Even stronger than the ads is the legion of cult followers who wouldn’t touch another beer with a stick. These ultra-fans are fiercely loyal and like to brag about how long they’ve stuck to the Guinness brand. For some, it’s an essential part of family tradition—having been passed down from their grandparents to their fathers—and something they hope their kids will carry on. There are even collectors among them who refuse to part with old Guinness bottles and crowns. These are the people who only go to bars and events that serve Guinness or carry their crates along.

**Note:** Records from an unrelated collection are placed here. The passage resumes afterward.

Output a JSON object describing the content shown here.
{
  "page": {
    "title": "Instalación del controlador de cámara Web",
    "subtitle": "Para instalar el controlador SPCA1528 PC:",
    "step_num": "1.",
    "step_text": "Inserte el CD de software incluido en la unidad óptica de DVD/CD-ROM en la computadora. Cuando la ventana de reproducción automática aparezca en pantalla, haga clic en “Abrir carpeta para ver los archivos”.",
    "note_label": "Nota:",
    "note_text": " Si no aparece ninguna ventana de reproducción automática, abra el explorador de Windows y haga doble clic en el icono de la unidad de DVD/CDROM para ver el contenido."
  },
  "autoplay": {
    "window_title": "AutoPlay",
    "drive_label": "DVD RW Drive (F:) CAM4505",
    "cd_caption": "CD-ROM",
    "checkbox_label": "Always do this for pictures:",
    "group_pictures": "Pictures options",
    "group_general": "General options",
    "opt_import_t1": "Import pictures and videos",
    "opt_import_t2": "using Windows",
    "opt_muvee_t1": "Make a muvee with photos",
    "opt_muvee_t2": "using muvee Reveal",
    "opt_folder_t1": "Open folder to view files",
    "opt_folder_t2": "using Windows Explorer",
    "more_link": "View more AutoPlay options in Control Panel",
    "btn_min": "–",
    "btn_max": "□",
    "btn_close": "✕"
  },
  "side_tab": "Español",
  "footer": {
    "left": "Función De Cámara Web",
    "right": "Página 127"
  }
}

Cameroon is currently ranked fifth in Guinness consumption, just behind the United States, which is 13 times bigger with over 30 million people of Irish descent. Cameroon doesn’t celebrate St. Patrick’s Day, but it shows its affection for Guinness in many other ways. One of the reasons Cameroon lost its fourth place to the U.S. is because Diageo (Guinness’ parent company) is trying to diversify its market by offering locally made premium wines and spirits and a range of lagers across Africa.
Guinness Cameroun S.A has a long history of experimenting with variations of Guinness like Guinness Smooth, Guinness Chocolate Stout, and Guinness Triple Black—a dark spirit that first launched in Cameroon in 2018. Guinness Triple Black was made to mark the company’s 50th anniversary in Cameroon.
It’s just as well that the unbelievers are being offered alternatives, especially in parts of the country where some drinks are banned. When civil war broke out in Cameroon in 2017, there were calls for Southern Cameroonians to boycott beer brands that put money into the pockets of the government.
Some independence fighters trying to enforce the ban have allegedly maimed or killed people for selling or consuming what they now consider contraband in the war zone. There’s a whole new set of people drinking Guinness or Guinness products because it’s the safe thing to do.
In other places, the fighters have taken the less violent route by placing tariffs on banned beers, but the most lucrative business comes from smugglers bringing in Guinness from neighboring Nigeria to satisfy the growing market.
Nigeria is the second-biggest consumer of Guinness globally, the kind of neighbor you want in times of desperate need. Nigeria and Cameroon are two of only six places where Guinness owns and runs its breweries. These two markets lead a continent where 40% of the world’s Guinness is brewed and sold.
Nigerian Guinness Foreign Extra Stout is cheaper, but Cameroonians think it’s weaker and aren’t keen on the taste. Blindfold a Cameroonian fanatic, and the disappointment on their face will tell you they’re drinking the neighbor’s poor substitute. Still, many would rather suffer the slight discomfort than drink any other beer.